When news broke that the environmental magazine the Ecologist was to go online only, editor Zac Goldsmith said, “Online, our potential readership is limitless… We can launch campaigns and see immediate results.” Fair enough, but it is ironic that the decision to publish an environmental magazine online could actually have negative ecological impacts.

Until recently the energy demands of the infrastructure needed to service electronic media haven’t been questioned, much less quantified, but as carbon calculators become more effective and industry-specific, all this is changing. It is estimated that half the UK’s energy requirements could be needed to drive computers in the next ten years. Indeed, Google, a mega-corporation and voracious consumer of energy, has a data centre in Oregon, USA which, it is alleged, will use as much energy as the entire city of Newcastle when it comes online in 2011.

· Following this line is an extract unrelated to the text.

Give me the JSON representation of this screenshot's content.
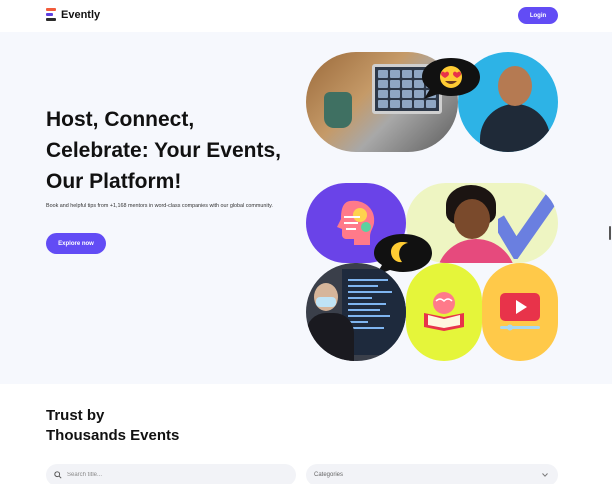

Because we can’t see the environmental impacts of computer technology, we tend to assume there are none, but the new initiative Two Sides aims to raise awareness of the hidden costs to the environment of computer technology and to dispel the myths that besiege the medium of print.

Martyn Eustace, Director of TwoSides, believes “there is a common misconception that making and using paper is bad for the environment”. In fact, the print industry has cleaned up its act to such an extent that CO2 emissions per tonne of paper produced have been cut by 35.8% since 1990, and the European paper industry fully supports the conservation and enhancement of biodiversity.

Two Sides aims to correct the common misconceptions that paper products have a high carbon footprint and consume vast amounts of energy. “Our challenge is to present a simple, understandable message that print and paper products can be far more sustainable than the equivalent electronic version,” Eustace says. “There’s recent research to suggest that producing and reading a traditional newspaper can consume 20% less energy than reading news online for more than thirty minutes.”

Eustace is keen to point out that Two Sides is not anti-technology. “Of course we recognise how important the IT revolution is,” he says. “The argument is not about what is more effective: it is about the misconception that electronic media is better for the environment.”

As part of its three-year campaign, Two Sides will also undertake research into how people interact with print and paper as opposed to a computer screen – including the way children learn. Initial findings suggest that people retain information better from a printed document than from screen-based learning.

This new initiative by Two Sides offers a forum for a broader discussion about the environmental improvements that can be made in both the print and the IT sectors. Ultimately, people need balanced information with which to make their decisions. As the climate debate strengthens and carbon footprinting is on everyone’s agenda, knowing the impact of sending an email with massive attachments, as opposed to printing and posting the same, is important. Ethical consumers need this information to base their decisions on.

As with all things, there are two sides to every story: internet technology is a wonderful thing – but it has a considerable environmental impact. The print and paper industry is positioning itself to offer sustainable alternatives.


Lorna Howarth is Development Director of Artists Project Earth (www.apeuk.org) and Resurgence contributing writer and editor.